Some of the stories told about him are curious indeed. Here are a few of them.

In those days men were sold as slaves in the market, as cattle are sold now. One day Aesop and two other men were put up at auction. Xanthus, a wealthy man, wanted a slave, and he said to the men: "What can you do?"

The two men bragged large about the things they could do, for both wanted a rich master like Xanthus.

"But what can you do?" said Xanthus, turning to Aesop.

"The others can do so much and so well," said Aesop, "that there's nothing left for me to do."

"Will you be honest and faithful if I buy you?"

"I shall be that whether you buy me or not."

"Will you promise not to run away?"

"Did you ever hear," answered Aesop, "of a bird in a cage that promised to stay in it?"

Xanthus was so much pleased with the answers that he bought Aesop.

Some time afterward, Xanthus, wishing to give a dinner to some of his friends, ordered Aesop to furnish the finest feast that money could buy.

The first course Aesop supplied was of tongues cooked in many ways, and the second of tongues and the third and the fourth. Then Xanthus called sharply to Aesop:
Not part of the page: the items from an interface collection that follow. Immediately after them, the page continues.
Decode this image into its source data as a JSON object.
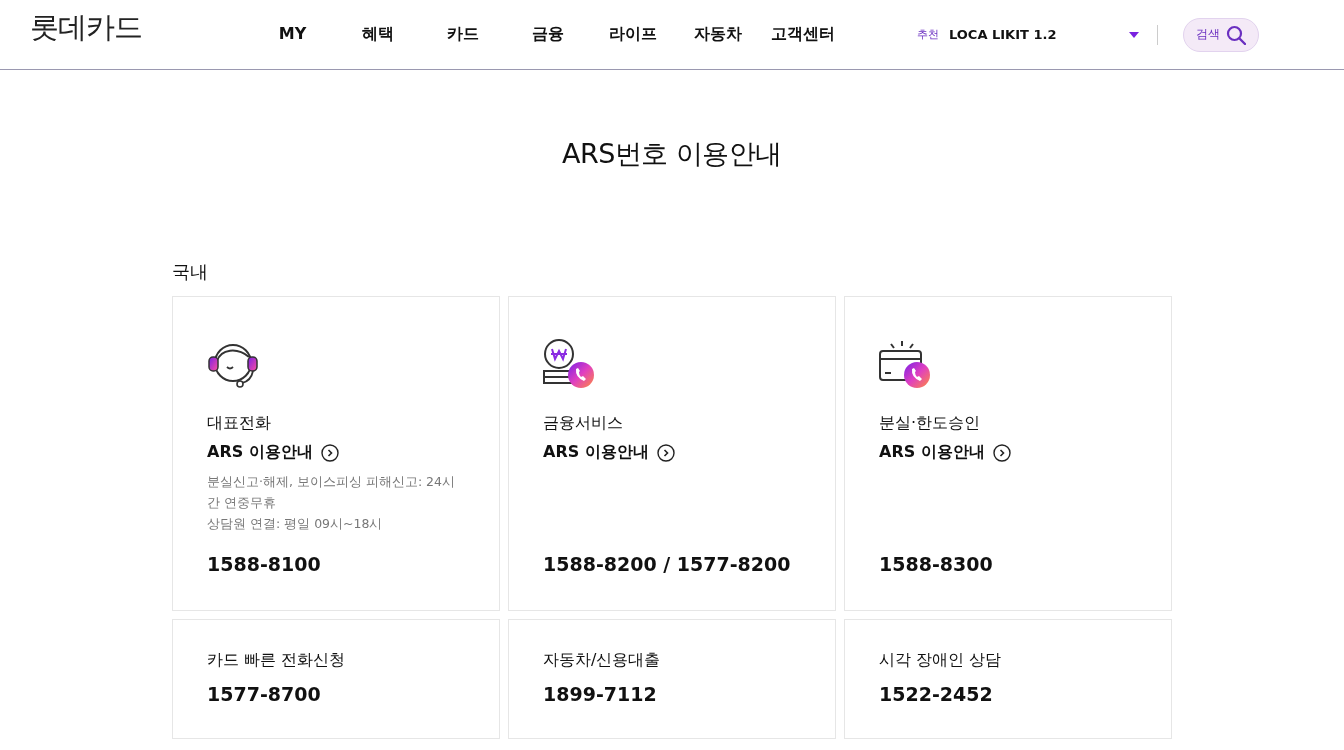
{
  "header": {
    "logo": "롯데카드",
    "nav": [
      {
        "label": "MY"
      },
      {
        "label": "혜택"
      },
      {
        "label": "카드"
      },
      {
        "label": "금융"
      },
      {
        "label": "라이프"
      },
      {
        "label": "자동차"
      },
      {
        "label": "고객센터"
      }
    ],
    "recommend": {
      "tag": "추천",
      "value": "LOCA LIKIT 1.2"
    },
    "search_button": "검색"
  },
  "page_title": "ARS번호 이용안내",
  "section": {
    "title": "국내",
    "cards": [
      {
        "kind": "headset",
        "title": "대표전화",
        "link": "ARS 이용안내",
        "notes": [
          "분실신고·해제, 보이스피싱 피해신고: 24시간 연중무휴",
          "상담원 연결: 평일 09시~18시"
        ],
        "phone": "1588-8100"
      },
      {
        "kind": "coin",
        "title": "금융서비스",
        "link": "ARS 이용안내",
        "phone": "1588-8200 / 1577-8200"
      },
      {
        "kind": "card",
        "title": "분실·한도승인",
        "link": "ARS 이용안내",
        "phone": "1588-8300"
      }
    ],
    "small_cards": [
      {
        "title": "카드 빠른 전화신청",
        "phone": "1577-8700"
      },
      {
        "title": "자동차/신용대출",
        "phone": "1899-7112"
      },
      {
        "title": "시각 장애인 상담",
        "phone": "1522-2452"
      }
    ]
  }
}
"Did I not tell you, sirrah, to provide the choicest dainties that money could procure?"

"And what excels the tongue?" replied Aesop. "It is the great channel of learning and philosophy. By this noble organ everything wise and good is accomplished."

The company applauded Aesop's wit, and good humor was restored.

"Well," said Xanthus to the guests, "pray do me the favor of dining with me again to-morrow. And if this is your best," continued he turning to Aesop, "pray, to-morrow let us have some of the worst meat you can find."

The next day, when dinner-time came, the guests were assembled. Great was their astonishment and great the anger of Xanthus at finding that again nothing but tongue was put upon the table.

"How, sir," said Xanthus, "should tongues be the best of meat one day, and the worst another?"

"What," replied Aesop, "can be worse than the tongue? What wickedness is there under the sun that it has not a part in? Treasons, violence, injustice, and fraud are debated and resolved upon by the tongue. It is the ruin of empires, of cities, and of private friendships."

* * * * *

At another time Xanthus very foolishly bet with a scholar that he could drink the sea dry....